Ruttenbaum wrote that other architects of the day were generally constrained by the placement of fixed columns, which forced them to design quarters branching off a single dark hallway. As a result, food from the kitchen often had to be carried past several bedrooms all the way to the dining room.
In an interview with The Real Deal, Richard Roth Jr. — Roth’s grandson and a third-generation architect who retired as head of Emery Roth & Sons — said his grandfather introduced a new layout influenced by his Beaux Arts training at the Columbia Exposition.

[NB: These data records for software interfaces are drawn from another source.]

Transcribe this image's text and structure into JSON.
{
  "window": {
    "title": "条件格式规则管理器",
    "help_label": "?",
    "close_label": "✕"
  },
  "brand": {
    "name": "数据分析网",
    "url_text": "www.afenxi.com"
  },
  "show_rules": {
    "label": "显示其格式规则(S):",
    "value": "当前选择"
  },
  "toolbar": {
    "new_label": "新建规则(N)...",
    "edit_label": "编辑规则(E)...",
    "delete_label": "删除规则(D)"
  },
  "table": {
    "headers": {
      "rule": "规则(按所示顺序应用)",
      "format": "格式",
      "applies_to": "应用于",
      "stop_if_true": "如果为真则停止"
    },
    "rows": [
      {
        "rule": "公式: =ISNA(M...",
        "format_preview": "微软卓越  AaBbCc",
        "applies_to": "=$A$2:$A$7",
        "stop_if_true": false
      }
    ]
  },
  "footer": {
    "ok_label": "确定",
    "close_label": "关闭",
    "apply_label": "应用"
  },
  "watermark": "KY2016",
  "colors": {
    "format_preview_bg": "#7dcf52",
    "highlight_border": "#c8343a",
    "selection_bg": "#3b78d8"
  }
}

“He dispensed with the hallway and designed rooms branching off a central gallery foyer, which was a more livable arrangement, more space-efficient, and allowed for larger rooms and closets,” he said.
Another of Roth’s grandsons, Richard’s brother Emery Roth II, wrote that Roth “created … a more spacious and gracious way to live. Because he ‘fitted’ them so well, some of his buildings have come to symbolize an age of graciousness and luxury that has not been repeated.”

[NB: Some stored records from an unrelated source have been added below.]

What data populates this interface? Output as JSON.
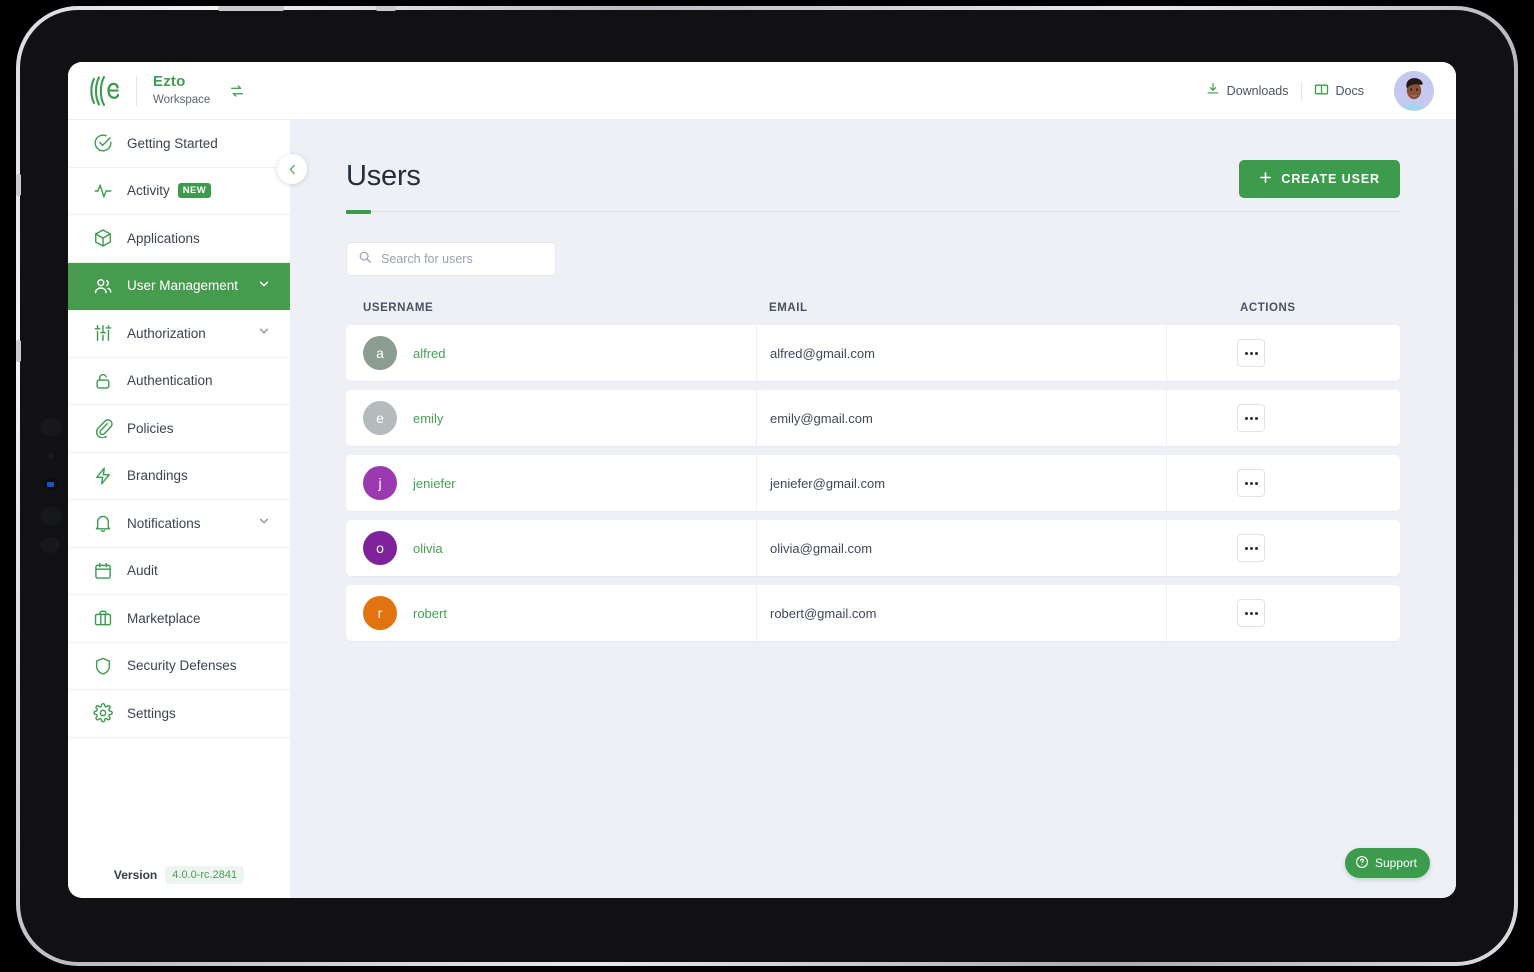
{
  "brand": {
    "name": "Ezto",
    "subtitle": "Workspace",
    "logo_icon": "ezto-logo-icon",
    "swap_icon": "swap-workspace-icon"
  },
  "topbar": {
    "downloads_label": "Downloads",
    "downloads_icon": "download-icon",
    "docs_label": "Docs",
    "docs_icon": "book-icon",
    "avatar_icon": "user-avatar"
  },
  "sidebar": {
    "collapse_icon": "chevron-left-icon",
    "items": [
      {
        "label": "Getting Started",
        "icon": "check-circle-icon",
        "active": false,
        "badge": null,
        "chevron": false
      },
      {
        "label": "Activity",
        "icon": "activity-pulse-icon",
        "active": false,
        "badge": "NEW",
        "chevron": false
      },
      {
        "label": "Applications",
        "icon": "package-icon",
        "active": false,
        "badge": null,
        "chevron": false
      },
      {
        "label": "User Management",
        "icon": "users-icon",
        "active": true,
        "badge": null,
        "chevron": true
      },
      {
        "label": "Authorization",
        "icon": "sliders-icon",
        "active": false,
        "badge": null,
        "chevron": true
      },
      {
        "label": "Authentication",
        "icon": "unlock-icon",
        "active": false,
        "badge": null,
        "chevron": false
      },
      {
        "label": "Policies",
        "icon": "paperclip-icon",
        "active": false,
        "badge": null,
        "chevron": false
      },
      {
        "label": "Brandings",
        "icon": "bolt-icon",
        "active": false,
        "badge": null,
        "chevron": false
      },
      {
        "label": "Notifications",
        "icon": "bell-icon",
        "active": false,
        "badge": null,
        "chevron": true
      },
      {
        "label": "Audit",
        "icon": "calendar-icon",
        "active": false,
        "badge": null,
        "chevron": false
      },
      {
        "label": "Marketplace",
        "icon": "briefcase-icon",
        "active": false,
        "badge": null,
        "chevron": false
      },
      {
        "label": "Security Defenses",
        "icon": "shield-icon",
        "active": false,
        "badge": null,
        "chevron": false
      },
      {
        "label": "Settings",
        "icon": "gear-icon",
        "active": false,
        "badge": null,
        "chevron": false
      }
    ],
    "version_label": "Version",
    "version_value": "4.0.0-rc.2841"
  },
  "main": {
    "title": "Users",
    "create_button": "CREATE USER",
    "create_icon": "plus-icon",
    "search": {
      "placeholder": "Search for users",
      "value": "",
      "icon": "search-icon"
    },
    "table": {
      "columns": [
        "USERNAME",
        "EMAIL",
        "ACTIONS"
      ],
      "rows": [
        {
          "initial": "a",
          "username": "alfred",
          "email": "alfred@gmail.com",
          "avatar_color": "#8b9d90"
        },
        {
          "initial": "e",
          "username": "emily",
          "email": "emily@gmail.com",
          "avatar_color": "#b5babd"
        },
        {
          "initial": "j",
          "username": "jeniefer",
          "email": "jeniefer@gmail.com",
          "avatar_color": "#9b39b0"
        },
        {
          "initial": "o",
          "username": "olivia",
          "email": "olivia@gmail.com",
          "avatar_color": "#7e239b"
        },
        {
          "initial": "r",
          "username": "robert",
          "email": "robert@gmail.com",
          "avatar_color": "#e2730f"
        }
      ],
      "action_icon": "more-options-icon"
    }
  },
  "support": {
    "label": "Support",
    "icon": "help-circle-icon"
  },
  "colors": {
    "brand_green": "#3d9b4e",
    "active_green": "#469b4f",
    "page_bg": "#eef0f5",
    "text_dark": "#262d3d"
  }
}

By 1903, Roth’s Hotel Belleclaire, a daring 10-story Art Nouveau building at Broadway and 76th Street with a newfangled steel-skeleton frame, was completed. It immediately helped push his career to the next level; the development firm Bing & Bing hired Roth and gave him a place to refine his foyer-based design.
Despite Roth’s design innovations, he was always pragmatic. He once said, “The primary purpose of building apartment houses is to create the best possible return on the investment. A building that does not pay is poor architecture, no matter how interesting the design, costly the construction, or clever the layout.”
By 1925, Roth’s career was soaring. He completed the 540-foot Ritz Tower at 465 Park Avenue and 57th Street, which boasted suites of up to 18 rooms, offering unparalleled panoramic views of the city. The city’s tallest all-residential structure until 2001, it became home to actress Greta Garbo and newspaper baron William Randolph Hearst, who bought the building.
Still, some architects disliked the Ritz’s design — one dubbed it a “skypuncture” — and in 1927 Roth was rejected in his first attempt to join the American Institute of Architects.
Supporters successfully pushed for his acceptance a few months later. In his book, Ruttenbaum suggested that Roth was probably rejected because he was Jewish. Nonetheless, Roth never forgot his roots, designing several synagogues, as well as churches, for the Hungarian community in the city.
At the height of the 1920s boom, Roth employed some 50 people at his firm. But despite his success, Roth remained modest, and often referred to his projects as “skyscratchers” instead of “skyscrapers.”
He was, however, one of the most prolific architects in the city and was at the height of his career by the time he designed the San Remo. It was the city’s first twin-tower high-rise, a design Roth used to comply with the 1929 Multiple Dwelling Act, a restriction on tower volume. The “twin” design cut down on space-wasting corridors, creating apartments with more views and semi-private elevators. Baths, meanwhile, were fitted with glass enclosures and multiple showerheads.
The two-tower design influenced other architects who planted similar structures along Central Park West, including Margon & Holder, who co-designed the Art Deco El Dorado with Roth.
In the 1930s, Roth further embraced the Art Deco movement, designing several such buildings for Bing & Bing. He moved with the times, however, later creating the more streamlined Modern-influenced Normandy masterpiece at 140 Riverside Drive, overlooking the Hudson River.
Roth had four children; before he died, his sons Julian and Richard gradually took over the business, later specializing in glass towers across the city. Under their leadership, Emery Roth & Sons either designed or worked on the MetLife building, the World Trade Center, Citigroup Center and the GM Building. On the intersection of Fifth and Park avenues, one of the busiest and most posh places in the city, three of the four corners have buildings designed by three generations of Roth architects.
Soon after Richard Jr. retired, the company ceased operations, but he retains the rights to the firm’s name, while his grandfather’s legacy lives on in the skyline of the city.